Whether you’re a Buddhist or not, this magnificent place still deserves a visit. Located just a little outside of Yangon, you’ll see the golden stupa sitting on top of a hill, dominating Yangon’s skyline, at all times of the day, even at night.
The main gold-plated dome is topped by a stupa containing more than 7000 rubies, diamonds, topaz and emeralds, positioned cleverly to reflect the final rays of the setting sun, thus making the temple best visited at sunset. As the temple complex is huge, you can easily spend a few hours visiting it.
When you fly out of Yangon at the end of your trip, remember to look out of the plane’s window to catch a glint of gold piercing through the haze.
7pm: Steamed fish and Shan noodles at Nan Htike Shan Restaurant or Myanmar barbeque on 19th Street
The secret is that the best steamed fish is Yangon can be found in Nan Htike Restaurant on Bogyoke Road, between 46th and 47th Street . Locals tend to come here for its specialty in Shan noodles, and also steamed fish with lime. The fish tastes so fresh that you’ll think that you’ve never tasted fish before.
The restaurant gets especially popular during the nights so you might want to get here early.
However, if you want dinner to be a little more exciting, head to 19th Street in between Maha Bandula and Anawratha Road, and join the throngs of locals in indulging in street barbeque.
You’ll find yourself faced with a litany of meat skewer restaurants teeming along the stretch of the road hence the nickname, ‘Skewer Street’.
Each shop front offers a large variety of fresh meats, seafoods and vegetables on skewer for your barbeque pleasure.
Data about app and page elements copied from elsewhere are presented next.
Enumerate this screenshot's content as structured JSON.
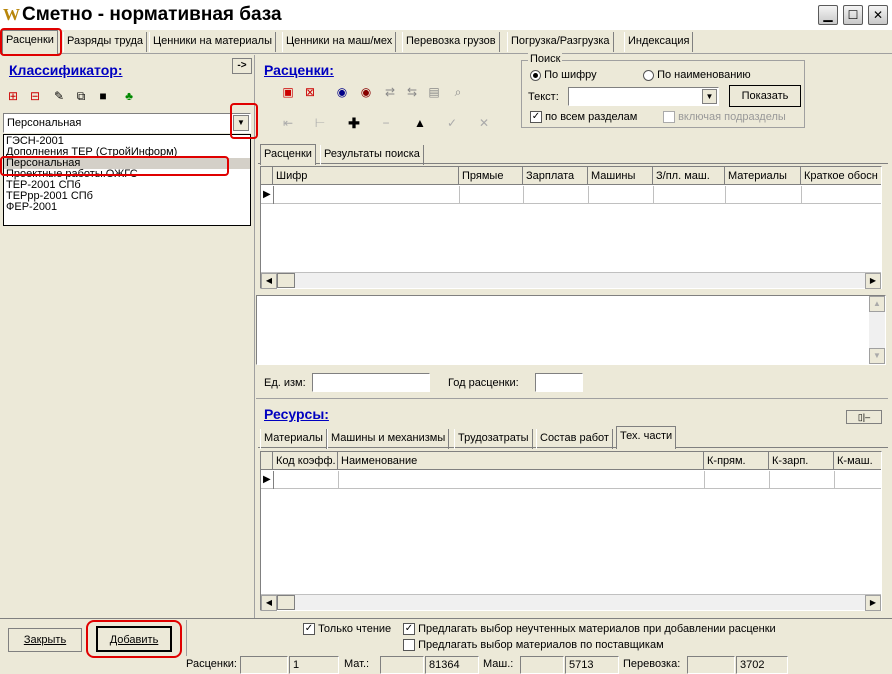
{
  "window": {
    "title": "Сметно - нормативная база"
  },
  "tabs": [
    "Расценки",
    "Разряды труда",
    "Ценники на материалы",
    "Ценники на маш/мех",
    "Перевозка грузов",
    "Погрузка/Разгрузка",
    "Индексация"
  ],
  "left": {
    "header": "Классификатор:",
    "collapse": "->",
    "selected": "Персональная",
    "items": [
      "ГЭСН-2001",
      "Дополнения ТЕР (СтройИнформ)",
      "Персональная",
      "Проектные работы.ОЖГС",
      "ТЕР-2001 СПб",
      "ТЕРрр-2001 СПб",
      "ФЕР-2001"
    ]
  },
  "rates": {
    "header": "Расценки:",
    "subtabs": [
      "Расценки",
      "Результаты поиска"
    ],
    "columns": [
      "Шифр",
      "Прямые",
      "Зарплата",
      "Машины",
      "З/пл. маш.",
      "Материалы",
      "Краткое обосн"
    ]
  },
  "search": {
    "group": "Поиск",
    "by_code": "По шифру",
    "by_name": "По наименованию",
    "text_label": "Текст:",
    "text_value": "",
    "show_button": "Показать",
    "all_sections": "по всем разделам",
    "include_subsections": "включая подразделы"
  },
  "details": {
    "unit_label": "Ед. изм:",
    "unit_value": "",
    "year_label": "Год расценки:",
    "year_value": ""
  },
  "resources": {
    "header": "Ресурсы:",
    "subtabs": [
      "Материалы",
      "Машины и механизмы",
      "Трудозатраты",
      "Состав работ",
      "Тех. части"
    ],
    "columns": [
      "Код коэфф.",
      "Наименование",
      "К-прям.",
      "К-зарп.",
      "К-маш."
    ]
  },
  "footer": {
    "close_button": "Закрыть",
    "add_button": "Добавить",
    "read_only": "Только чтение",
    "offer_unaccounted": "Предлагать выбор неучтенных материалов при добавлении расценки",
    "offer_suppliers": "Предлагать выбор материалов по поставщикам"
  },
  "status": {
    "rates_label": "Расценки:",
    "rates_value": "1",
    "mat_label": "Мат.:",
    "mat_value": "81364",
    "mash_label": "Маш.:",
    "mash_value": "5713",
    "transport_label": "Перевозка:",
    "transport_value": "3702"
  },
  "colors": {
    "header": "#0000c0",
    "highlight": "#e00000"
  }
}
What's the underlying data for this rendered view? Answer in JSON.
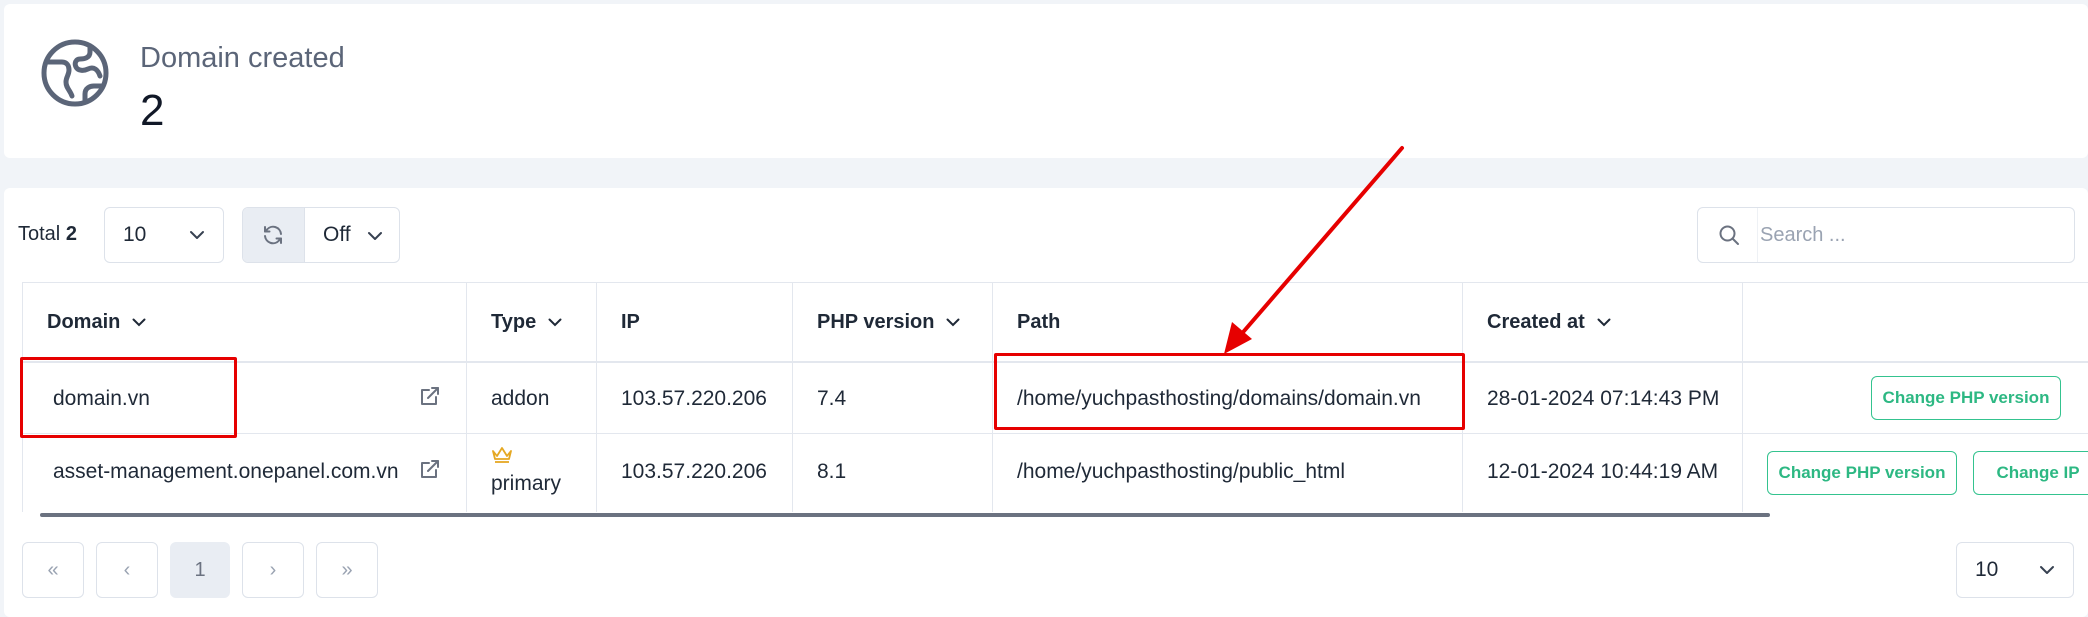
{
  "stats": {
    "icon": "globe-icon",
    "label": "Domain created",
    "value": "2"
  },
  "toolbar": {
    "total_label": "Total",
    "total_value": "2",
    "page_size": "10",
    "refresh_icon": "refresh-icon",
    "auto_refresh": "Off",
    "search_placeholder": "Search ..."
  },
  "table": {
    "headers": {
      "domain": "Domain",
      "type": "Type",
      "ip": "IP",
      "php": "PHP version",
      "path": "Path",
      "created": "Created at"
    },
    "rows": [
      {
        "domain": "domain.vn",
        "type": "addon",
        "ip": "103.57.220.206",
        "php": "7.4",
        "path": "/home/yuchpasthosting/domains/domain.vn",
        "created": "28-01-2024 07:14:43 PM",
        "actions": [
          "Change PHP version"
        ]
      },
      {
        "domain": "asset-management.onepanel.com.vn",
        "type": "primary",
        "type_icon": "crown-icon",
        "ip": "103.57.220.206",
        "php": "8.1",
        "path": "/home/yuchpasthosting/public_html",
        "created": "12-01-2024 10:44:19 AM",
        "actions": [
          "Change PHP version",
          "Change IP"
        ]
      }
    ]
  },
  "pagination": {
    "first": "«",
    "prev": "‹",
    "current": "1",
    "next": "›",
    "last": "»",
    "page_size": "10"
  },
  "colors": {
    "accent_green": "#34c38f",
    "annotation_red": "#e60000",
    "crown": "#e5a823"
  }
}
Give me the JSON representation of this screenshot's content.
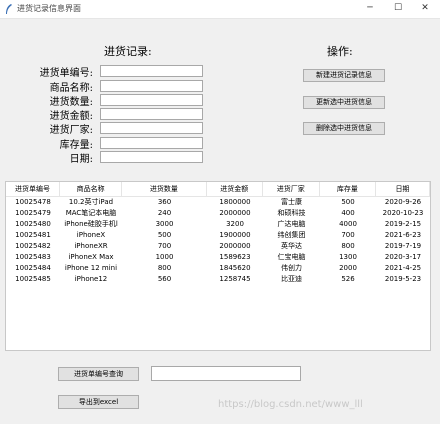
{
  "window": {
    "title": "进货记录信息界面",
    "minimize": "─",
    "maximize": "☐",
    "close": "✕"
  },
  "form": {
    "heading": "进货记录:",
    "labels": [
      "进货单编号:",
      "商品名称:",
      "进货数量:",
      "进货金额:",
      "进货厂家:",
      "库存量:",
      "日期:"
    ]
  },
  "actions": {
    "heading": "操作:",
    "new_label": "新建进货记录信息",
    "update_label": "更新选中进货信息",
    "delete_label": "删除选中进货信息"
  },
  "table": {
    "columns": [
      "进货单编号",
      "商品名称",
      "进货数量",
      "进货金额",
      "进货厂家",
      "库存量",
      "日期"
    ],
    "rows": [
      [
        "10025478",
        "10.2英寸iPad",
        "360",
        "1800000",
        "富士康",
        "500",
        "2020-9-26"
      ],
      [
        "10025479",
        "MAC笔记本电脑",
        "240",
        "2000000",
        "和硕科技",
        "400",
        "2020-10-23"
      ],
      [
        "10025480",
        "iPhone硅胶手机l",
        "3000",
        "3200",
        "广达电脑",
        "4000",
        "2019-2-15"
      ],
      [
        "10025481",
        "iPhoneX",
        "500",
        "1900000",
        "纬创集团",
        "700",
        "2021-6-23"
      ],
      [
        "10025482",
        "iPhoneXR",
        "700",
        "2000000",
        "英华达",
        "800",
        "2019-7-19"
      ],
      [
        "10025483",
        "iPhoneX Max",
        "1000",
        "1589623",
        "仁宝电脑",
        "1300",
        "2020-3-17"
      ],
      [
        "10025484",
        "iPhone 12 mini",
        "800",
        "1845620",
        "伟创力",
        "2000",
        "2021-4-25"
      ],
      [
        "10025485",
        "iPhone12",
        "560",
        "1258745",
        "比亚迪",
        "526",
        "2019-5-23"
      ]
    ]
  },
  "bottom": {
    "query_label": "进货单编号查询",
    "export_label": "导出到excel",
    "watermark": "https://blog.csdn.net/www_lll"
  }
}
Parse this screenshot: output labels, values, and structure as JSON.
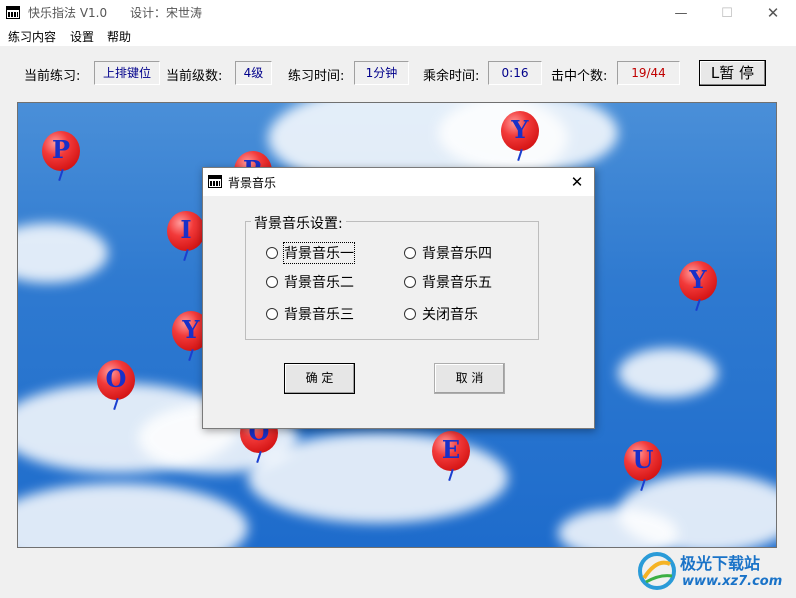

The bustling atmosphere, the smells of grilled meats and the sharing of space with the Burmese also makes the eating experience more bona fide.
Don’t forget to order some local beers to go with your food, because when in Myanmar, do as Burmese do.
9pm: Night bazaar along Anawratha Road
After dinner, walk off your calories by hitting the night markets along Anawratha Road.
Actually, scrap that.
There are more street food vendors to be found here, so you most likely will end up putting more food in your tummy.
It’s hard to resist though. The atmospheric lights, the abundance of food stalls (and fruits, clothes and toys) cluttering on the sidewalk and the friendly locals will tempt you.
But you’re on a holiday anyway, so you can put off your diet plans to another day.
We hope you’ve enjoyed Yangon as much as we did! Getting so much done in a day around Yangon may be tough but we applaud you for trying. If you get lost somehow or if you’re beat from walking around too much, find a teahouse and recharge your batteries with some sweet tea.